START MATERIALS PROVIDED
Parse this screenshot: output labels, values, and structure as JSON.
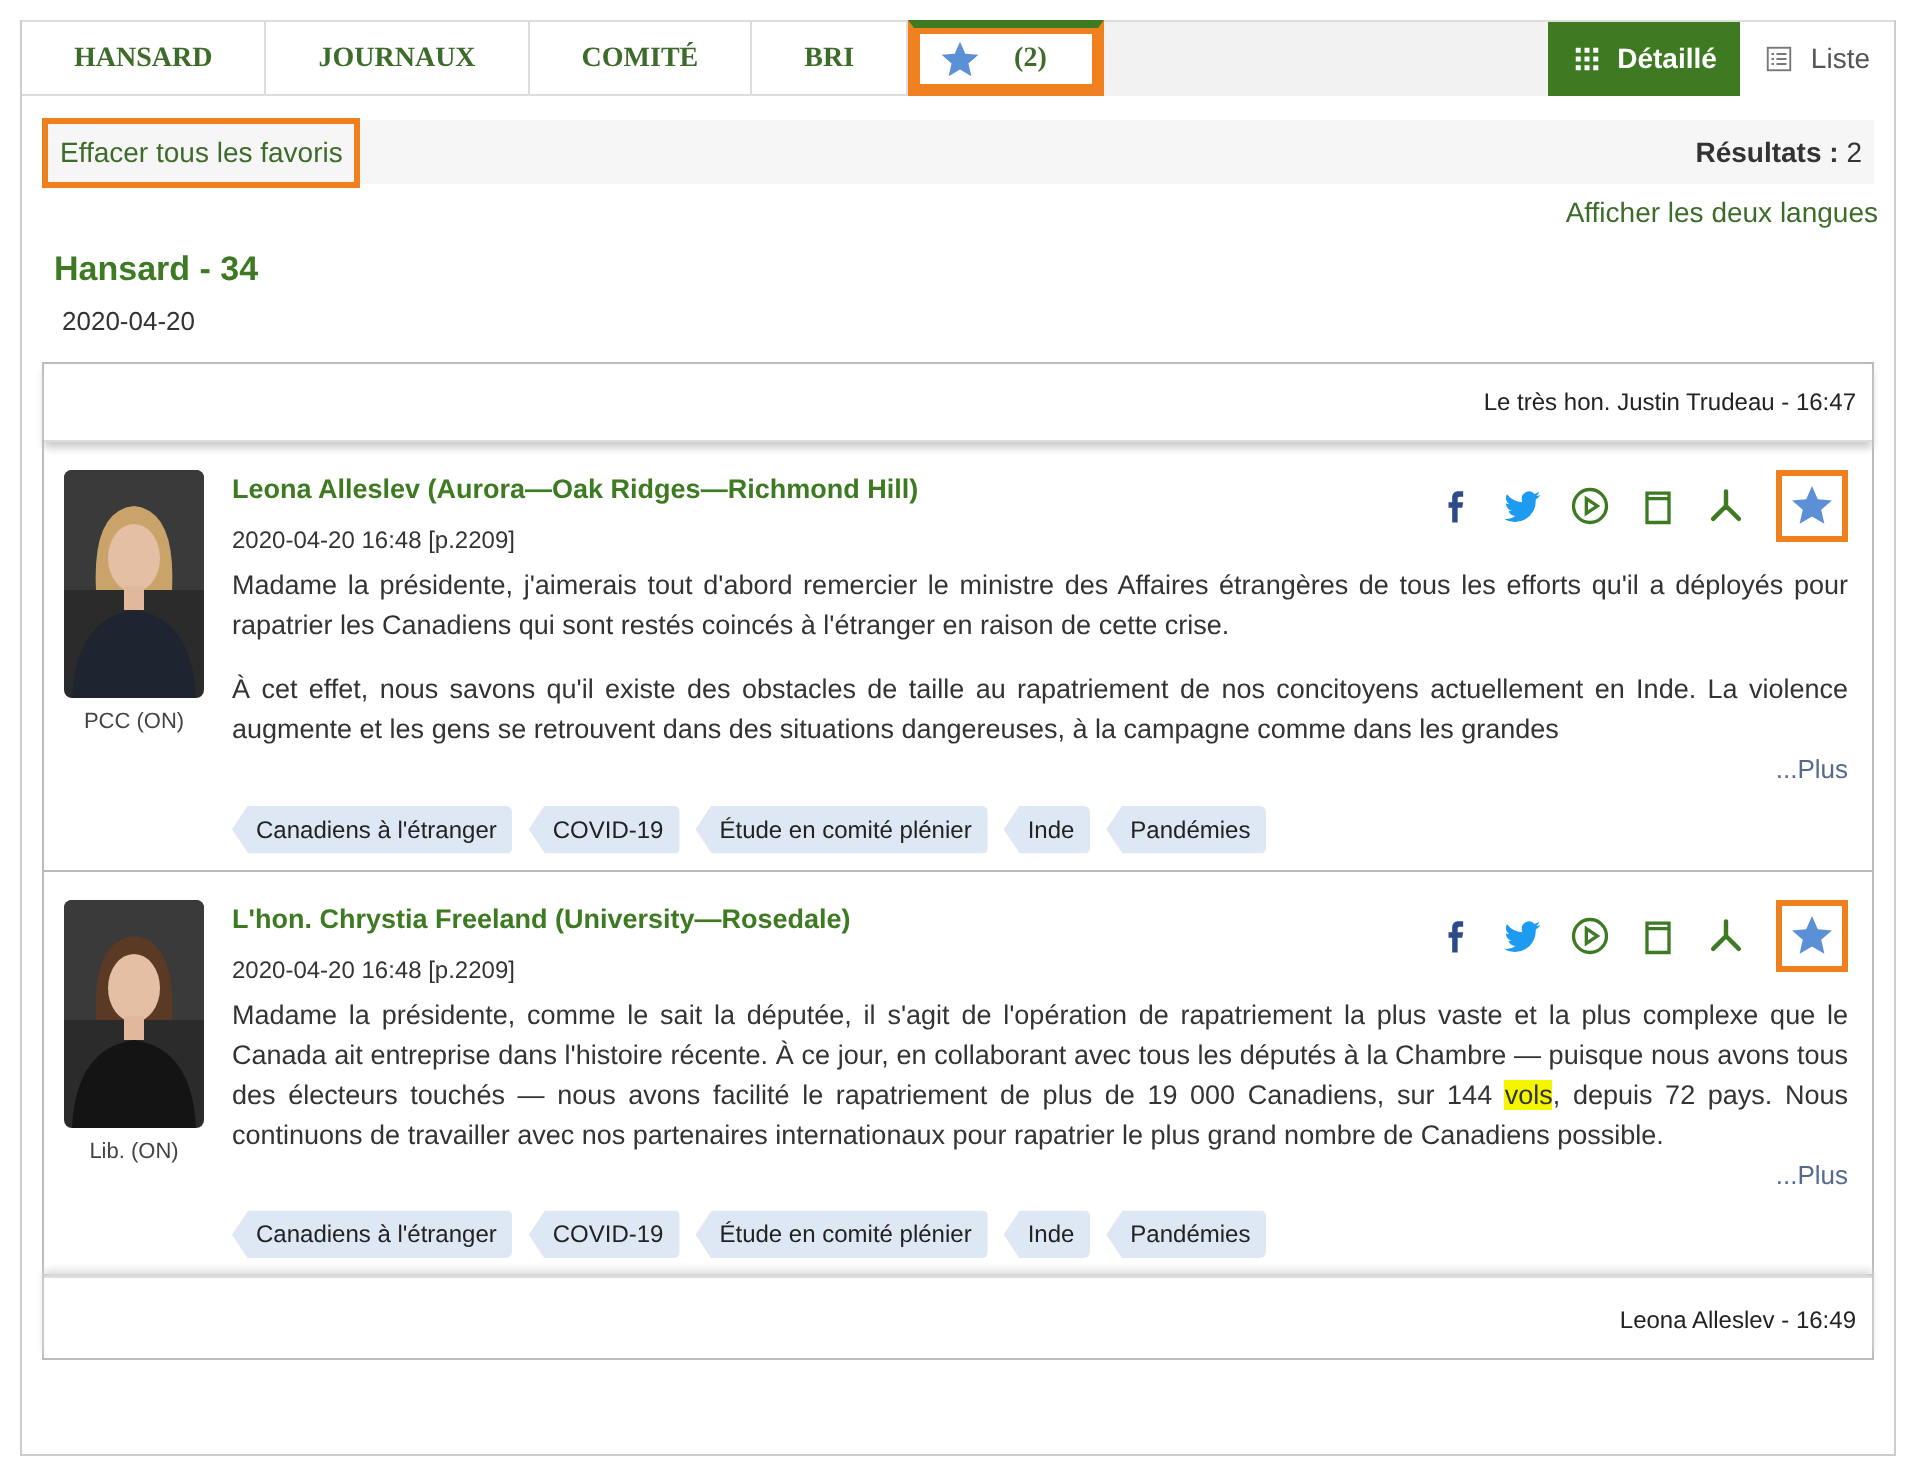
{
  "tabs": [
    {
      "label": "HANSARD",
      "kind": "text",
      "selected": false,
      "highlighted": false
    },
    {
      "label": "JOURNAUX",
      "kind": "text",
      "selected": false,
      "highlighted": false
    },
    {
      "label": "COMITÉ",
      "kind": "text",
      "selected": false,
      "highlighted": false
    },
    {
      "label": "BRI",
      "kind": "text",
      "selected": false,
      "highlighted": false
    },
    {
      "label": "(2)",
      "kind": "favorites",
      "selected": true,
      "highlighted": true
    }
  ],
  "view_toggle": [
    {
      "label": "Détaillé",
      "kind": "grid",
      "selected": true
    },
    {
      "label": "Liste",
      "kind": "list",
      "selected": false
    }
  ],
  "toolbar": {
    "clear_link": {
      "label": "Effacer tous les favoris",
      "highlighted": true
    },
    "results_label": "Résultats :",
    "results_count": "2"
  },
  "language_link": "Afficher les deux langues",
  "sitting": {
    "title": "Hansard - 34",
    "date": "2020-04-20"
  },
  "results": {
    "header": "Le très hon. Justin Trudeau - 16:47",
    "footer": "Leona Alleslev - 16:49",
    "speeches": [
      {
        "speaker": "Leona Alleslev (Aurora—Oak Ridges—Richmond Hill)",
        "affiliation": "PCC (ON)",
        "timestamp": "2020-04-20 16:48 [p.2209]",
        "favorite": true,
        "highlighted": true,
        "paragraphs": [
          [
            {
              "text": "Madame la présidente, j'aimerais tout d'abord remercier le ministre des Affaires étrangères de tous les efforts qu'il a déployés pour rapatrier les Canadiens qui sont restés coincés à l'étranger en raison de cette crise.",
              "highlighted": false
            }
          ],
          [
            {
              "text": "À cet effet, nous savons qu'il existe des obstacles de taille au rapatriement de nos concitoyens actuellement en Inde. La violence augmente et les gens se retrouvent dans des situations dangereuses, à la campagne comme dans les grandes",
              "highlighted": false
            }
          ]
        ],
        "more": "...Plus",
        "tags": [
          "Canadiens à l'étranger",
          "COVID-19",
          "Étude en comité plénier",
          "Inde",
          "Pandémies"
        ]
      },
      {
        "speaker": "L'hon. Chrystia Freeland (University—Rosedale)",
        "affiliation": "Lib. (ON)",
        "timestamp": "2020-04-20 16:48 [p.2209]",
        "favorite": true,
        "highlighted": true,
        "paragraphs": [
          [
            {
              "text": "Madame la présidente, comme le sait la députée, il s'agit de l'opération de rapatriement la plus vaste et la plus complexe que le Canada ait entreprise dans l'histoire récente. À ce jour, en collaborant avec tous les députés à la Chambre — puisque nous avons tous des électeurs touchés — nous avons facilité le rapatriement de plus de 19 000 Canadiens, sur 144 ",
              "highlighted": false
            },
            {
              "text": "vols",
              "highlighted": true
            },
            {
              "text": ", depuis 72 pays. Nous continuons de travailler avec nos partenaires internationaux pour rapatrier le plus grand nombre de Canadiens possible.",
              "highlighted": false
            }
          ]
        ],
        "more": "...Plus",
        "tags": [
          "Canadiens à l'étranger",
          "COVID-19",
          "Étude en comité plénier",
          "Inde",
          "Pandémies"
        ]
      }
    ]
  }
}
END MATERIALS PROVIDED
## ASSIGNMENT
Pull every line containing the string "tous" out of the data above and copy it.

## THE ANSWER
      "label": "Effacer tous les favoris",
              "text": "Madame la présidente, j'aimerais tout d'abord remercier le ministre des Affaires étrangères de tous les efforts qu'il a déployés pour rapatrier les Canadiens qui sont restés coincés à l'étranger en raison de cette crise.",
              "text": "Madame la présidente, comme le sait la députée, il s'agit de l'opération de rapatriement la plus vaste et la plus complexe que le Canada ait entreprise dans l'histoire récente. À ce jour, en collaborant avec tous les députés à la Chambre — puisque nous avons tous des électeurs touchés — nous avons facilité le rapatriement de plus de 19 000 Canadiens, sur 144 ",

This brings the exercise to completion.